< Back to previous page
Negotiating Group Identities in a Multicultural Society. Case: The Role of Mainstream Media, Discourse Relations and Political Alliances in Germany
Book - Dissertation
This research on media portrayals of (ethnic/religious) minorities encompasses the fields of media sociology, media effects, political communication, multiculturalism, populism in the media and politicized uses of collective identities. It compares the political discourse (Bundestag plenary protocols) with the mainstream discourse (mainstream press) in Germany over the sample period of 2009-2015, and scrutinizes a multi-layered debate from different perspectives by combining quantitative and qualitative methodologies. Moreover, this study intends to detect, analyze and connect the dots between recurrent themes, news stories, actors, events and ideologies within the delicate debate on minorities in Germany's multicultural society. The mixed-methods approach includes content analysis, template analysis, relational discourse analysis, latent class cluster analysis and multinomial logistic regression. The interdisciplinary approach of this research project presents various aspects of social sciences, such as media and communication studies (agenda-setting theory), social psychology (social-identity theory), media sociology (discursive power), political science (right-wing populism) and anthropology (race and ethnicity).Chapter 3 detects Thilo Sarrazin's viewpoints, perspectives and arguments concerning the debate on immigration, integration and multiculturalism in 2009-2010. Moreover, main themes, topics and debate actors are identified by means of a qualitative template analysis. Sarrazin's book provides evidence for various concepts of social identity theory, such as social categorization (in-group vs. out-group), stereotyping of out-group (Muslims), in-group favoritism and objectification of Muslims based on their economic benefit.Chapter 4 examines mass media representations (German mainstream press) of the German multiculturalism debate across the years 2009-2014, by using the agenda-setting theory (attribute agenda) and applying a quantitative content Analysis. These findings are consistent with the main topics from Sarrazin's book: a high prevalence of topics related to integration, immigration and populism across all newspaper alignments can be found. Moreover, mostly right-leaning newspapers portray Muslims as different from German culture (culturalism and pragmatism discourse) and associate them with problems and threat (culturalism).Chapter 5 analyzes the German press (mainstream discourse) and plenary protocols of the German parliament (political discourse) and identifies their potential gaps and overlaps across the years 2010-2014. Based on agenda-setting theory, news values and social identity theory, a quantitative content analysis, latent class cluster analysis (LCA) and multinomial logistic regression (MLR) are combined as methods to provide a mixed-methods approach. Hence, qualitative methods, such as interpretative analysis, are applied to contextualize quantitative results with concrete news headlines and to provide depth to these abstract results.
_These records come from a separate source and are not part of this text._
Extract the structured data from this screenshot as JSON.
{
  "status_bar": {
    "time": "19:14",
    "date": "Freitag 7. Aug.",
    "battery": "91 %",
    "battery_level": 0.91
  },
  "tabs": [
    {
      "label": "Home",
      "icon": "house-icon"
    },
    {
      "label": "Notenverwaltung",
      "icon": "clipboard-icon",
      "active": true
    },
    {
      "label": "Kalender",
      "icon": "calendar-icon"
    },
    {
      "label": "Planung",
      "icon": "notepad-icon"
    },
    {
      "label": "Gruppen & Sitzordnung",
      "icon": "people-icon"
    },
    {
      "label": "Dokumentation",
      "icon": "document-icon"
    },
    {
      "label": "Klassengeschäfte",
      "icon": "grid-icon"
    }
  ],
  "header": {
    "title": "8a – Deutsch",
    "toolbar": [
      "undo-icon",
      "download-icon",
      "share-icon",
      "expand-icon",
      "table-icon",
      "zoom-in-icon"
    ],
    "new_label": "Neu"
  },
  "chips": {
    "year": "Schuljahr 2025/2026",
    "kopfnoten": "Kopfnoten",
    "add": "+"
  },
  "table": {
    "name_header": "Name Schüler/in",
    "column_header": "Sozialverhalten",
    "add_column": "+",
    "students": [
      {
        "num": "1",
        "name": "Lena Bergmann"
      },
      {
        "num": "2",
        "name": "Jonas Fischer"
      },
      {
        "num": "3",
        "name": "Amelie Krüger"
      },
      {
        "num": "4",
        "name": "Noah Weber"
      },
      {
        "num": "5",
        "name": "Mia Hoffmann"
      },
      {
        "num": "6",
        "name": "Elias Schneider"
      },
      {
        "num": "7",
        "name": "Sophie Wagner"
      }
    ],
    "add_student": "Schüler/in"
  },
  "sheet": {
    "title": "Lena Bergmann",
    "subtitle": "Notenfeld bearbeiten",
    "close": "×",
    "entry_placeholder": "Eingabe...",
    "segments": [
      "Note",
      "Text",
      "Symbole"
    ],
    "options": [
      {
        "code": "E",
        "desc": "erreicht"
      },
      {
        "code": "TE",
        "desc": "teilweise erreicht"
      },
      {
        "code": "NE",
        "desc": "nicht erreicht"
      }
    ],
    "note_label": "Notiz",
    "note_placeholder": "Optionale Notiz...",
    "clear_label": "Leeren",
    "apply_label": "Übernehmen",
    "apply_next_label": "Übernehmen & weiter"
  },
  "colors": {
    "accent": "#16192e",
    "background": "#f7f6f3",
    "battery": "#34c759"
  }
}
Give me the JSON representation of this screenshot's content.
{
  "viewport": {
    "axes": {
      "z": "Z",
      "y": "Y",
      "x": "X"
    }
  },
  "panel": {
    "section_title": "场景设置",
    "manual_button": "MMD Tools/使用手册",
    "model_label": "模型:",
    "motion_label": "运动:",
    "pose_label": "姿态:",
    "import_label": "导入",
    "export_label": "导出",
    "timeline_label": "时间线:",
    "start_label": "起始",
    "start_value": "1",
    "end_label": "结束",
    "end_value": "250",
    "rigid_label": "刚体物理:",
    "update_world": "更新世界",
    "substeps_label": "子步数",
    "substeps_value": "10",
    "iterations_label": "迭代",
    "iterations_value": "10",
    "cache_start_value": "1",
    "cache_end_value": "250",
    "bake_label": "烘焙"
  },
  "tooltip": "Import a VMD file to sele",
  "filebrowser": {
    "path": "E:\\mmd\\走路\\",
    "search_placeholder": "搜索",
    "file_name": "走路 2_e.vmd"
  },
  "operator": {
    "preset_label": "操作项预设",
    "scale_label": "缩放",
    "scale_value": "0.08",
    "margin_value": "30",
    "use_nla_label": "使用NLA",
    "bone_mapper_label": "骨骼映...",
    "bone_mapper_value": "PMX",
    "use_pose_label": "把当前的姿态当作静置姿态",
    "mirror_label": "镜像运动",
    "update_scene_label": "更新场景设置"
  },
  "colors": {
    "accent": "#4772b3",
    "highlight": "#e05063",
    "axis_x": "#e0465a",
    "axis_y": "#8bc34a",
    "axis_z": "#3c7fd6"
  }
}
Within both discourses (mainstream and political) a high prevalence of the themes refugees, immigration and integration (high co-occurrence in the largest LCA cluster in newspapers) is found. Moreover, various minorities (foreigners, Muslims and Turks) are emergent and continuously mentioned across the years, and actors with conservative stances towards multiculturalism outweigh. Despite the contextualization of newspaper discourse results substantiating our previous analyses, the journalistic spectrum remains fuzzy as further relevant news events might be hidden within both the national and regional coverage not included in this study.Chapter 6 includes a case-study and the evaluation of the mainstream press coverage on most recent German right-wing populist movements (Pegida and AfD) and their impact on the overall integration discourse across the years 2013-2015. A quantitative content analysis is combined with a relational discourse analysis (RDA) by using following measures: consonance power describes the capacity to articulate a discourse others (readers, collaborators, followers) have agreed with, and articulation power describes the capacity of an actor to make an intervention because of his/her relevancy or authority. Accordingly, AfD and Pegida (including their leaderships) and New Right movement score much higher in articulation power and much lower in consonance power than a Merkel-led cabinet. Among minorities only refugees receive a significant level of positive responses, whereas Muslims score very low in consonance power. Muslims and refugees display zero influence within the German media debate on AfD and Pegida. In contrast, the significance of refugees within this debate is indicated by their third highest score in-degree centrality, which refers to the number of ties directed towards this group.It can be concluded that the distinct emphasis of each discourse is based on their different functions, because mainstream newspapers are mainly driven by news values, while Bundestag plenary sessions follow a political agenda. Nevertheless, this apparent lack of correspondence between the two discourses is regarded as dysfunctional in the long run. The main public discourse on integration and immigration topics is drifting away from that of the governmental institutions, such as the German Bundestag, as it is increasingly held within mainstream press only. This development constitutes an imperilment for the general political process and its growth, because it evokes a disconnection between politics, media and society.
Number of pages: 263